Task input:
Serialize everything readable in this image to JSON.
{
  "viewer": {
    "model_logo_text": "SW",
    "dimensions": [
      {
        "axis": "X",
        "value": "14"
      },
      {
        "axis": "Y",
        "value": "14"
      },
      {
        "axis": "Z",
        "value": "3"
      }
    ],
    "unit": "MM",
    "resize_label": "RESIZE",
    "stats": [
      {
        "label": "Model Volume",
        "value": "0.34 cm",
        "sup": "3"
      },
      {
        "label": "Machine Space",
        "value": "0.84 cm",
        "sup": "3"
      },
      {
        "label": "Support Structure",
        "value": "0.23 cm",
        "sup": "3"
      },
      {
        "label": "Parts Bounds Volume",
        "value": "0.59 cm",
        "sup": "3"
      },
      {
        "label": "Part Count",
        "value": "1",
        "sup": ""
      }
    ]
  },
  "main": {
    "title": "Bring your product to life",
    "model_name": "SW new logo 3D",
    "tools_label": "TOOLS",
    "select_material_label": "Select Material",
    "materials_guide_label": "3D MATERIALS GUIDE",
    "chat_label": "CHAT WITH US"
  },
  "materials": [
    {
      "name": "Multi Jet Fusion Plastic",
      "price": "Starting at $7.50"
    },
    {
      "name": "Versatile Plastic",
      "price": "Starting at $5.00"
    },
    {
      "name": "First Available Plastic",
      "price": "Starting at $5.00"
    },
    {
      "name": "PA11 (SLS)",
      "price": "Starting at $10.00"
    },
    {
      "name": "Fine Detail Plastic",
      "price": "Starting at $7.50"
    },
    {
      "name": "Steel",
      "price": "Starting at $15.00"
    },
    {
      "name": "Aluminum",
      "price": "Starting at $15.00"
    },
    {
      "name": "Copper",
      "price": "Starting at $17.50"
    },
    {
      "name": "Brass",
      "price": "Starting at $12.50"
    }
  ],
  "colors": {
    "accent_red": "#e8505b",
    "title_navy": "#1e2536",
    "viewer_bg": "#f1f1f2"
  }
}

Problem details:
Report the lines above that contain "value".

Answer to the problem:
        "value": "14"
        "value": "14"
        "value": "3"
        "value": "0.34 cm",
        "value": "0.84 cm",
        "value": "0.23 cm",
        "value": "0.59 cm",
        "value": "1",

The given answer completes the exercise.